The Substance Abuse and Mental Health Services Administration (SAMHSA) has established a clear vision for its work -- a life in the community for everyone. To realize this vision, the Agency has sharply focused its mission on building resilience and facilitating recovery for people with or at risk for mental or substance use disorders. SAMHSA is gearing all of its resources -- programs, policies and grants -- toward that outcome.

 

SAMHSA’s Latest National Survey on Drug Use and Health

www.oas.samhsa.gov/nsduhLatest.htm

SAMHSA’s National Survey on Drug Use & Health is the primary source of information on the prevalence, patterns, and consequences of alcohol, tobacco, and illegal drug use and abuse in the general U.S. civilian non-institutionalized population, age 12 and older.

 

SAMHSA’s National Registry of Evidence-based Programs and Practices (NREPP)

www.nrepp.samhsa.gov

NREPP is a searchable database of interventions for the prevention and treatment of mental and substance use disorders. SAMHSA has developed this resource to help people, agencies, and organizations implement programs and practices in their communities.

 

Time to get Help

http://timetogethelp.drugfree.org/

Features helpful tools for parents and caregivedfrs of teenagers with an alcohol or drug problem.

What Makes Teens Tick

http://www.time.com/time/magazine/article/0,9171,994126,00.html

An on-line Time Magazine article by Claudia Wallis discussing the latest scientific findings on the neurobiology of adolescent behavior.

 

Youth with Mental Health Disorders: Issues and Emerging Responses

http://www.ncmhjj.com/pdfs/publications/Youth_with_Mental_Health_Disorders.pdf
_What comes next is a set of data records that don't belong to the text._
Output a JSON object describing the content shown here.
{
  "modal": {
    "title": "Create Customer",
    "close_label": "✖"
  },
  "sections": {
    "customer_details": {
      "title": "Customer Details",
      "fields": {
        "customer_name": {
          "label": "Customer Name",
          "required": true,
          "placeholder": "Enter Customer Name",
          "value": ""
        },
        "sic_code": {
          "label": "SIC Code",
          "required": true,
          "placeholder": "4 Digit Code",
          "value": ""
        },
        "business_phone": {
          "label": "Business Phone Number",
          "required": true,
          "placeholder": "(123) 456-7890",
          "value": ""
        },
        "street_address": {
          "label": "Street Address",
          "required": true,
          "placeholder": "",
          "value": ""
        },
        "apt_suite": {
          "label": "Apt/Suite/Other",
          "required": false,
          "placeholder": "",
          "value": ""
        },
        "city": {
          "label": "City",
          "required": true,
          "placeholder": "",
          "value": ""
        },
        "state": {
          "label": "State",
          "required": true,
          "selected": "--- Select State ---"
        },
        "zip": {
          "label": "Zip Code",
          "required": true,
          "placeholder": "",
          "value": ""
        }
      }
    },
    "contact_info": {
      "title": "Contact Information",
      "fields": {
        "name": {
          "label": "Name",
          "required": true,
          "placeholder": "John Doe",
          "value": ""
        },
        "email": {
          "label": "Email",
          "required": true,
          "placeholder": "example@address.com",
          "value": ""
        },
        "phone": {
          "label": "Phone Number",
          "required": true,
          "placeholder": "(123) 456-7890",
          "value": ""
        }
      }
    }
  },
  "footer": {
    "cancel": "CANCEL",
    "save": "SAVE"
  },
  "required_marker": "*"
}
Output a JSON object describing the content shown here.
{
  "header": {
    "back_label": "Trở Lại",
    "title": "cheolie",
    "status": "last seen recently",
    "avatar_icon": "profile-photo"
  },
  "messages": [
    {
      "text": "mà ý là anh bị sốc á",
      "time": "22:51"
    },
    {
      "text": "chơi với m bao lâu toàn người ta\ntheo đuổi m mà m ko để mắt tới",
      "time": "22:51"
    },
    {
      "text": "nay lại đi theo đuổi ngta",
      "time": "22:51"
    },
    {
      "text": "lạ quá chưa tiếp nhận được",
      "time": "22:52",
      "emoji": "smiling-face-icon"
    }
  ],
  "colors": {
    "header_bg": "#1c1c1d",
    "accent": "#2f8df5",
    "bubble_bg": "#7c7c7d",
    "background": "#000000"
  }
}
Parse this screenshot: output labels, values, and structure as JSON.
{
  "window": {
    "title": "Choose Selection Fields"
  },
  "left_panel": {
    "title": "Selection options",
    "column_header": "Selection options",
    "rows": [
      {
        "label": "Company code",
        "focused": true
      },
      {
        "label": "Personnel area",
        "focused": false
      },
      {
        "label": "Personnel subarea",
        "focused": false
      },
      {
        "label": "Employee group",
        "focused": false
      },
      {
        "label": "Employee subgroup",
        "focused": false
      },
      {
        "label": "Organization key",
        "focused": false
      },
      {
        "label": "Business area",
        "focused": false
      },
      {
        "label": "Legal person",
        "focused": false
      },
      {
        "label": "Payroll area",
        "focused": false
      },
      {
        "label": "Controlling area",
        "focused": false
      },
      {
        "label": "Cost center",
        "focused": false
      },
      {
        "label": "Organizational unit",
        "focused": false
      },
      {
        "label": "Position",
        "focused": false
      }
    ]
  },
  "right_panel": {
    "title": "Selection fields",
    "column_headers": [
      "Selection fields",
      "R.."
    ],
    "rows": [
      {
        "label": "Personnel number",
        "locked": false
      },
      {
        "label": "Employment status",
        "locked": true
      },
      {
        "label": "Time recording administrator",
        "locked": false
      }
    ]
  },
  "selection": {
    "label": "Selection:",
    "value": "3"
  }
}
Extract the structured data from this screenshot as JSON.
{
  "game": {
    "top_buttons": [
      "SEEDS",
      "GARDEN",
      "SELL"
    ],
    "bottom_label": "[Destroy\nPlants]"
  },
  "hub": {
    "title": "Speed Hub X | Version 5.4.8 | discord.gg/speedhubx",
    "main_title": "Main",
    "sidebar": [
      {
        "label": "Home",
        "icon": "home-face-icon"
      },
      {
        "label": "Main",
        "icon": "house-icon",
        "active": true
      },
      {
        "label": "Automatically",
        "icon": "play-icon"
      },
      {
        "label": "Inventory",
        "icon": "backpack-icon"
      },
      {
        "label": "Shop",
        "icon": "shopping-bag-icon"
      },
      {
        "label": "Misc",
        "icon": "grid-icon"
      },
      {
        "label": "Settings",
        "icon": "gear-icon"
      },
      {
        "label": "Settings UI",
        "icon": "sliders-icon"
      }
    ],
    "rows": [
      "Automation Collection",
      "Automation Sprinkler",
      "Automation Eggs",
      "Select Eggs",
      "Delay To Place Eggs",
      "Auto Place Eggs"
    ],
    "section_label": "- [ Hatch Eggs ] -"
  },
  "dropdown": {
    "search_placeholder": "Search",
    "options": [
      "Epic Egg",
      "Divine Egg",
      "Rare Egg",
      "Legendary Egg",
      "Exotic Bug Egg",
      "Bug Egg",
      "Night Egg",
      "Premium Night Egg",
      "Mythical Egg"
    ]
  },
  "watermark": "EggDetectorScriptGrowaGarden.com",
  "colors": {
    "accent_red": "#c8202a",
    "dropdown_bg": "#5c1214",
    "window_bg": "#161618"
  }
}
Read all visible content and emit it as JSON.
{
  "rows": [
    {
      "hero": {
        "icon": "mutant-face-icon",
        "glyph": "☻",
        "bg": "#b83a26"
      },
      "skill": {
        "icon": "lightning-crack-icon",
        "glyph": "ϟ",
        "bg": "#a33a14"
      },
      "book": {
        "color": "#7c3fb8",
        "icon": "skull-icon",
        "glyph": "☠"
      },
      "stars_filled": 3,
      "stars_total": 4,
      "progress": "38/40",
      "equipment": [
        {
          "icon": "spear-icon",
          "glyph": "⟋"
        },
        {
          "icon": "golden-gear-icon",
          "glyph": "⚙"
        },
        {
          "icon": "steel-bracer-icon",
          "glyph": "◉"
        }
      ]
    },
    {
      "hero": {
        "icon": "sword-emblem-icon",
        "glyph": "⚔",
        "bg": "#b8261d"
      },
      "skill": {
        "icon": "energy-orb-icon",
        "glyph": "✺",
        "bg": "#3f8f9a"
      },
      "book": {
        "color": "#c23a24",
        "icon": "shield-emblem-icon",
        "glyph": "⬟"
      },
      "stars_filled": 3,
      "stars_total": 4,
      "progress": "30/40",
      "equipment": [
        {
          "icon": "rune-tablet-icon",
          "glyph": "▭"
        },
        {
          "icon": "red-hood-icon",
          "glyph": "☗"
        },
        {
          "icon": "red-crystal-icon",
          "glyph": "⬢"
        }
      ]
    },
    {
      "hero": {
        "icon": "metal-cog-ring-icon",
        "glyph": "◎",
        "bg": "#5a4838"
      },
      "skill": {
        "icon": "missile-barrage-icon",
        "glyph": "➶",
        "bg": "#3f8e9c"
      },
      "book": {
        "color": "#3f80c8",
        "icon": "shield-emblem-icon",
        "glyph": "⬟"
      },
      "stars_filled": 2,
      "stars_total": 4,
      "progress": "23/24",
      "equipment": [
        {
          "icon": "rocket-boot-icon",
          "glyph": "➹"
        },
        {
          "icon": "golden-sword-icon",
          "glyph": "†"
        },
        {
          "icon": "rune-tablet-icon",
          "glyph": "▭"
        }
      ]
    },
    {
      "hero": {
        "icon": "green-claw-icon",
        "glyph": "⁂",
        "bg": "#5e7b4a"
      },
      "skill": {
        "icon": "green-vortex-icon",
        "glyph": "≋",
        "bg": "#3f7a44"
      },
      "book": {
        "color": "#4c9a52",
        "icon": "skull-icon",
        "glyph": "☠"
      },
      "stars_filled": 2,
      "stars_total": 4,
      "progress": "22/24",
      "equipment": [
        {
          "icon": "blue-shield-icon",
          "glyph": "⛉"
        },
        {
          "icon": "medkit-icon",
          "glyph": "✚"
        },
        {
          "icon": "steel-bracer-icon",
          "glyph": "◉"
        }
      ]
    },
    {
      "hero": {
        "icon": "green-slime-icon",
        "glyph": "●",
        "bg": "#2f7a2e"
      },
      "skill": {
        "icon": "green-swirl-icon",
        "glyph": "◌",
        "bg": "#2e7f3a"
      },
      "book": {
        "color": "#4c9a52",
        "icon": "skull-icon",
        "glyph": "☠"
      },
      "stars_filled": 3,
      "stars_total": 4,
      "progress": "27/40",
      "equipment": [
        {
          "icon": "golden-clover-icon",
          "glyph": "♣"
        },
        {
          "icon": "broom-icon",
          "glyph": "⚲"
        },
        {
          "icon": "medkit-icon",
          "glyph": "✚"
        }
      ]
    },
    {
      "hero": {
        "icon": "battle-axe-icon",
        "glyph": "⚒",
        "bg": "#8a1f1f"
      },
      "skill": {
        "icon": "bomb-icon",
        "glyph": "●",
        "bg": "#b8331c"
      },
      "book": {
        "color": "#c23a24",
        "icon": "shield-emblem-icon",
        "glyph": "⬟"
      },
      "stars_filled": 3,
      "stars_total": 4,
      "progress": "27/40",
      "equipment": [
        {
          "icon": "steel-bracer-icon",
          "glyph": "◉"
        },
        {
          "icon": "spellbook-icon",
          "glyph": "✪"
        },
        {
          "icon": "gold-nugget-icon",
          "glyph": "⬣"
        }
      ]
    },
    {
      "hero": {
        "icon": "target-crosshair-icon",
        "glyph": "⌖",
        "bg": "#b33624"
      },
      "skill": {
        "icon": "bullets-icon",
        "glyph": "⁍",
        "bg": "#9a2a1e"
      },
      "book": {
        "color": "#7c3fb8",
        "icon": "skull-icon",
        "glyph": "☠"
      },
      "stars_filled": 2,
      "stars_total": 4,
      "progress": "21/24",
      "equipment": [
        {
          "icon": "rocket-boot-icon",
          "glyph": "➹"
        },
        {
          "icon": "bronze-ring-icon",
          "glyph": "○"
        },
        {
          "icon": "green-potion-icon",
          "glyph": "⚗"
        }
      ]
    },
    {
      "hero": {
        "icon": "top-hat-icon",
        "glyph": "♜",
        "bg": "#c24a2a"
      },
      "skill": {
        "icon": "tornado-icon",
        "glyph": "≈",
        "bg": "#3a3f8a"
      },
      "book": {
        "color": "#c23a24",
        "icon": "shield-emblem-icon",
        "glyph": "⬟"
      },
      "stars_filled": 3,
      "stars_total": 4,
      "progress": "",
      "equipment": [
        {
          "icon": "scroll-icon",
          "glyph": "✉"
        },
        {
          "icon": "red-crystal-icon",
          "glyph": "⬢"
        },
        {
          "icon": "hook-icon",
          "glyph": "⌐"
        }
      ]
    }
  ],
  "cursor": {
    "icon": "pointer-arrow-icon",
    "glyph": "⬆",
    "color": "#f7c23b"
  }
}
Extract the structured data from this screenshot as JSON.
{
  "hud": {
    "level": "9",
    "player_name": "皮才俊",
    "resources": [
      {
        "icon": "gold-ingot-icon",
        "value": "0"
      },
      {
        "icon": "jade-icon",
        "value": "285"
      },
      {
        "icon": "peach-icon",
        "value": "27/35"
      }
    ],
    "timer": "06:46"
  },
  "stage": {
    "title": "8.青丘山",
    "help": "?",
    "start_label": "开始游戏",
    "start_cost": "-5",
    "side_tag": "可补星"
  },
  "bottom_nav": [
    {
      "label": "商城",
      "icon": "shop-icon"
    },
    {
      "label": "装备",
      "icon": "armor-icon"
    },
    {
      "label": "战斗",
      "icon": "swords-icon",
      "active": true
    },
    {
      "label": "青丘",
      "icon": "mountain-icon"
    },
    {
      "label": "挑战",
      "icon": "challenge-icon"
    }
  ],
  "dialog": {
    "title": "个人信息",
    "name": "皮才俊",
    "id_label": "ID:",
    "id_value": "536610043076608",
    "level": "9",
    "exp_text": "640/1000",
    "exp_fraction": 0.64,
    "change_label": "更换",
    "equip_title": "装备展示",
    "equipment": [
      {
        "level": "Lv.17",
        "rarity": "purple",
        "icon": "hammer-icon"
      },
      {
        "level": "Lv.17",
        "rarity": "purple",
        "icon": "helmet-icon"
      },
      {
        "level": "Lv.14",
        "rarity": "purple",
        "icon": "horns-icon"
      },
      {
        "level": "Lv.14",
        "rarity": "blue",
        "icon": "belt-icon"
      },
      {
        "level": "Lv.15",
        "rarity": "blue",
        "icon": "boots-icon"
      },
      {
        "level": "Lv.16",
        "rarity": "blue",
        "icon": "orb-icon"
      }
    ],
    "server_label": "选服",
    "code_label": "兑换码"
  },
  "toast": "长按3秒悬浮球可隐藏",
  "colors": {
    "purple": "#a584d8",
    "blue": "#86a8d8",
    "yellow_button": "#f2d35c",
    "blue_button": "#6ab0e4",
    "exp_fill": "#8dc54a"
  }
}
A paper by Joseph J. Cocozza and Kathleen R. Skowyra that provides information on the prevalence of mental health disorders among youth and emerging strategies and models to address mental health disorders.